Hot air systems, at their most basic, combine two components—a stream of air supplied by a blower/compressor and heat generated from a heating element—to produce hot air. Sometimes these two components are supplied by a single tool, other times they are supplied by two separate tools. The goal is to increase the temperature of the stream of air and to use this air for a task. Understanding how air flow and temperature relate to each other is helpful when choosing air and heat sources for your system to ensure your system will be able to do the work required.
Raising the temperature of air requires energy; the amount of energy required depends on the volume of air and the magnitude of the temperature increase. Air heaters are rated by power in watts or kilowatts which specify the energy that the element is capable of applying per unit of time.

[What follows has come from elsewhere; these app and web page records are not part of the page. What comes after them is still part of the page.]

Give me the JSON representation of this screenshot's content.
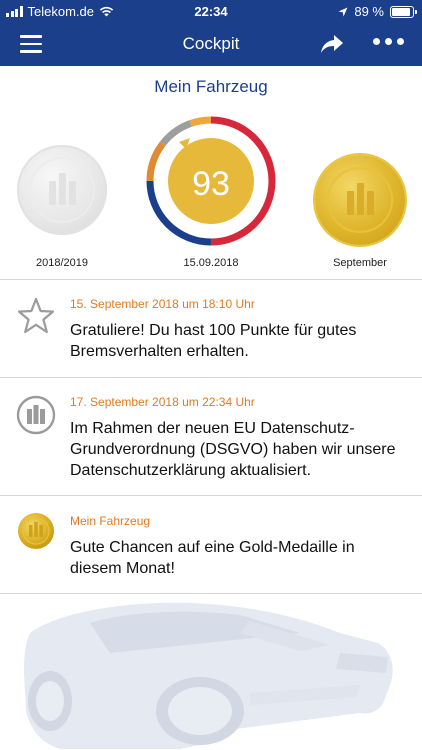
{
  "status_bar": {
    "carrier": "Telekom.de",
    "time": "22:34",
    "battery": "89 %",
    "battery_level": 0.89
  },
  "navbar": {
    "title": "Cockpit",
    "menu_icon": "hamburger-menu-icon",
    "share_icon": "share-arrow-icon",
    "more_icon": "more-dots-icon"
  },
  "vehicle": {
    "title": "Mein Fahrzeug",
    "left_medal_label": "2018/2019",
    "score": "93",
    "score_date": "15.09.2018",
    "right_medal_label": "September"
  },
  "colors": {
    "brand": "#1b3f8a",
    "accent": "#e07b1f",
    "gold": "#e6b93a",
    "ring_red": "#d7273a",
    "ring_blue": "#1b3f8a",
    "ring_orange": "#f0a63a",
    "ring_grey": "#9e9e9e"
  },
  "feed": [
    {
      "icon": "star-outline-icon",
      "date": "15. September 2018 um 18:10 Uhr",
      "text": "Gratuliere! Du hast 100 Punkte für gutes Bremsverhalten erhalten."
    },
    {
      "icon": "allianz-logo-icon",
      "date": "17. September 2018 um 22:34 Uhr",
      "text": "Im Rahmen der neuen EU Datenschutz-Grundverordnung (DSGVO) haben wir unsere Datenschutzerklärung aktualisiert."
    },
    {
      "icon": "gold-medal-icon",
      "date": "Mein Fahrzeug",
      "text": "Gute Chancen auf eine Gold-Medaille in diesem Monat!"
    }
  ]
}
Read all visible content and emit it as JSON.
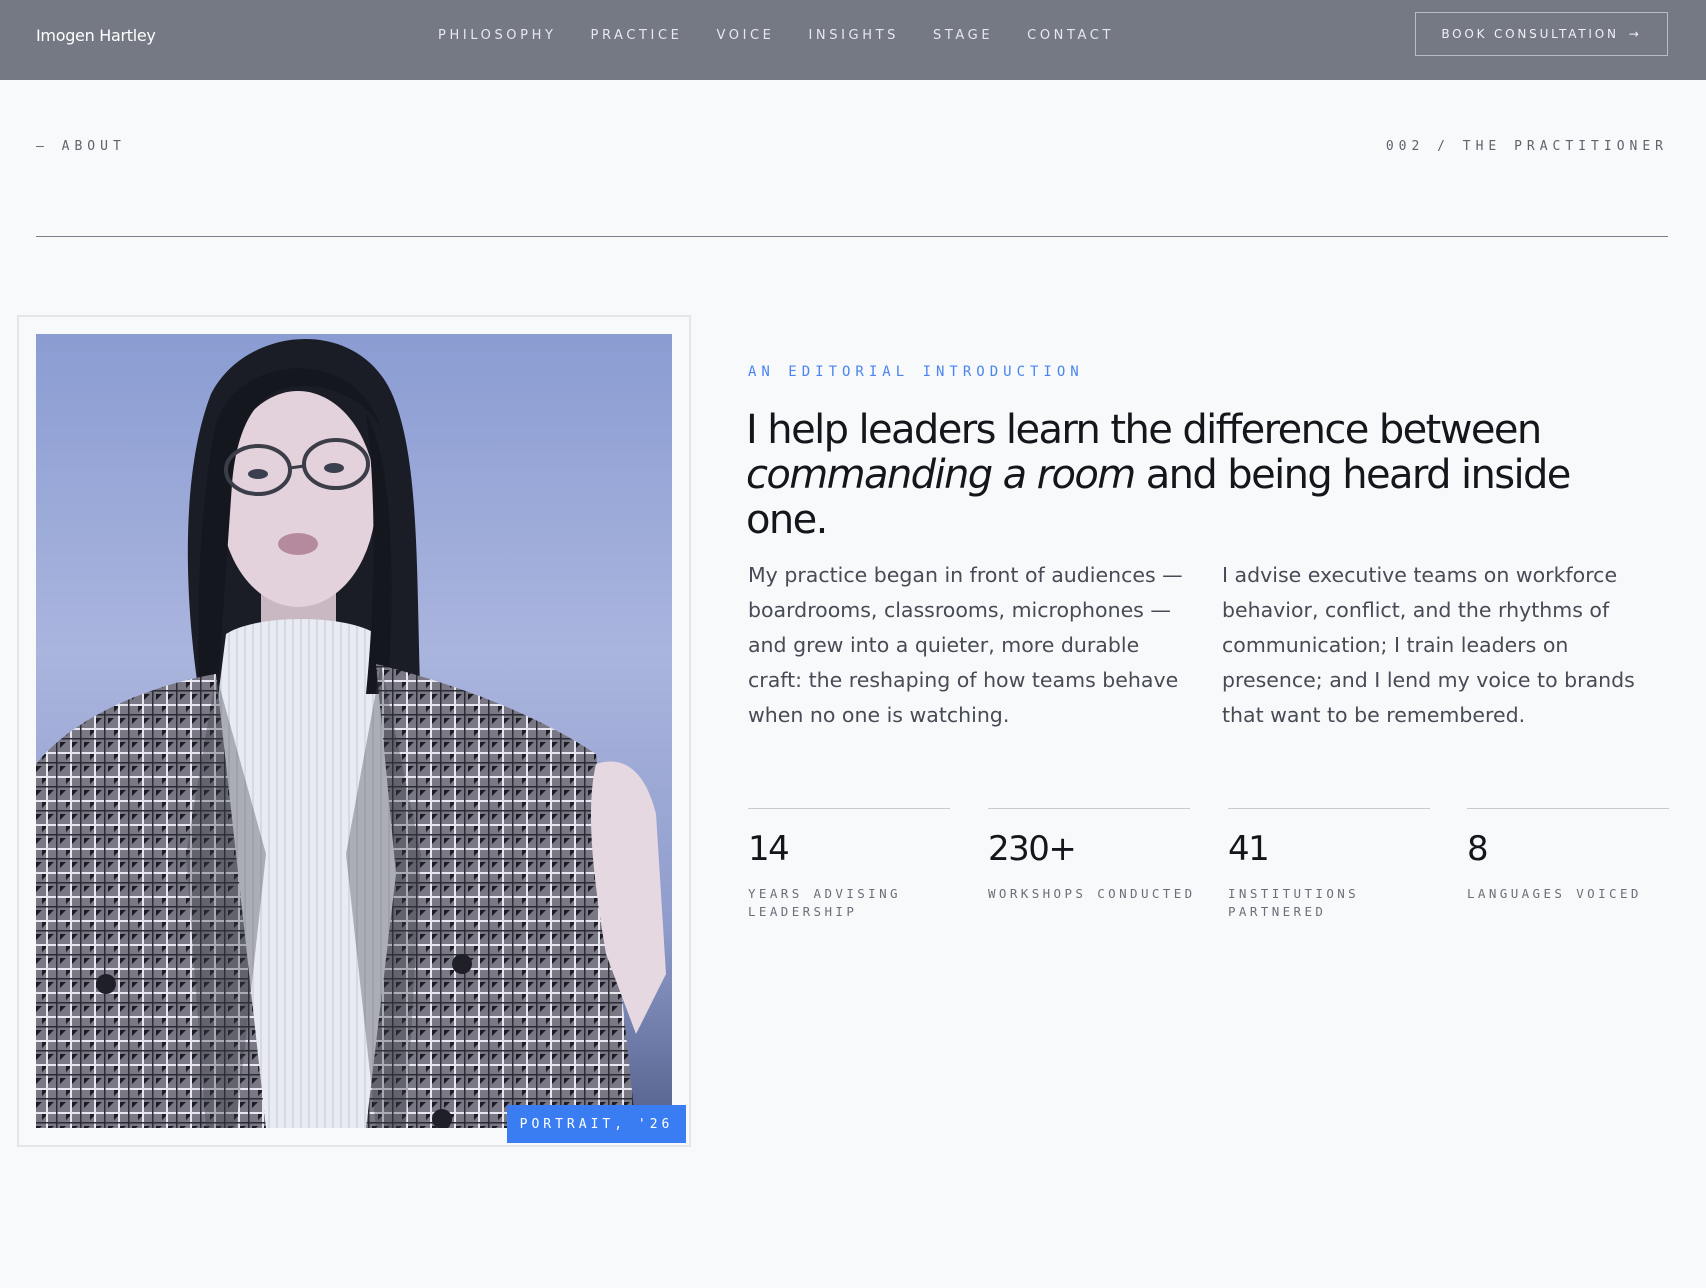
{
  "header": {
    "brand": "Imogen Hartley",
    "nav": [
      "PHILOSOPHY",
      "PRACTICE",
      "VOICE",
      "INSIGHTS",
      "STAGE",
      "CONTACT"
    ],
    "cta_label": "BOOK CONSULTATION",
    "cta_icon": "→"
  },
  "section": {
    "eyebrow_left": "— ABOUT",
    "eyebrow_right": "002 / THE PRACTITIONER"
  },
  "portrait": {
    "alt": "Portrait of Imogen Hartley",
    "tag": "PORTRAIT, '26"
  },
  "intro": {
    "kicker": "AN EDITORIAL INTRODUCTION",
    "headline_pre": "I help leaders learn the difference between ",
    "headline_em": "commanding a room",
    "headline_post": " and being heard inside one.",
    "body_left": "My practice began in front of audiences — boardrooms, classrooms, microphones — and grew into a quieter, more durable craft: the reshaping of how teams behave when no one is watching.",
    "body_right": "I advise executive teams on workforce behavior, conflict, and the rhythms of communication; I train leaders on presence; and I lend my voice to brands that want to be remembered."
  },
  "stats": [
    {
      "num": "14",
      "label": "YEARS ADVISING LEADERSHIP"
    },
    {
      "num": "230+",
      "label": "WORKSHOPS CONDUCTED"
    },
    {
      "num": "41",
      "label": "INSTITUTIONS PARTNERED"
    },
    {
      "num": "8",
      "label": "LANGUAGES VOICED"
    }
  ],
  "colors": {
    "nav_bg": "#757983",
    "accent": "#3a7df3",
    "page_bg": "#f8f9fb"
  }
}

See our article on The Basics of Heat Calculations for further explanation.
There is an inverse relationship between air flow and temperature. For example, if the air flow over the element increases then one of two things happens: to maintain a constant temperature the element must increase its power output or the temperature of the output air will be lowered.
Why is this important?
This becomes important when choosing a heater and blower combination. Air heaters have a temperature-air flow curve associated with them as shown below:
Each heater has a curve, with power kept constant. This curve shows the maximum temperature the heater can attain at a given air flow. When designing a process heat system, this curve tells us the air flow range at which the heater can maintain a target temperature. It also indicates the minimum air flow required to prevent damage to the heater (i.e. the airflow at which the maximum rated temperature for the heater is reached). This chart allows us to size an appropriate blower for a heater in order to operate at our required temperature or to size a heater (in kW) for a required air flow.
Confused about the distinction between temperature and heat? Read our article on the difference between these two common terms.
Still have questions about sizing your heater and blower? Call STANMECH and let us help you.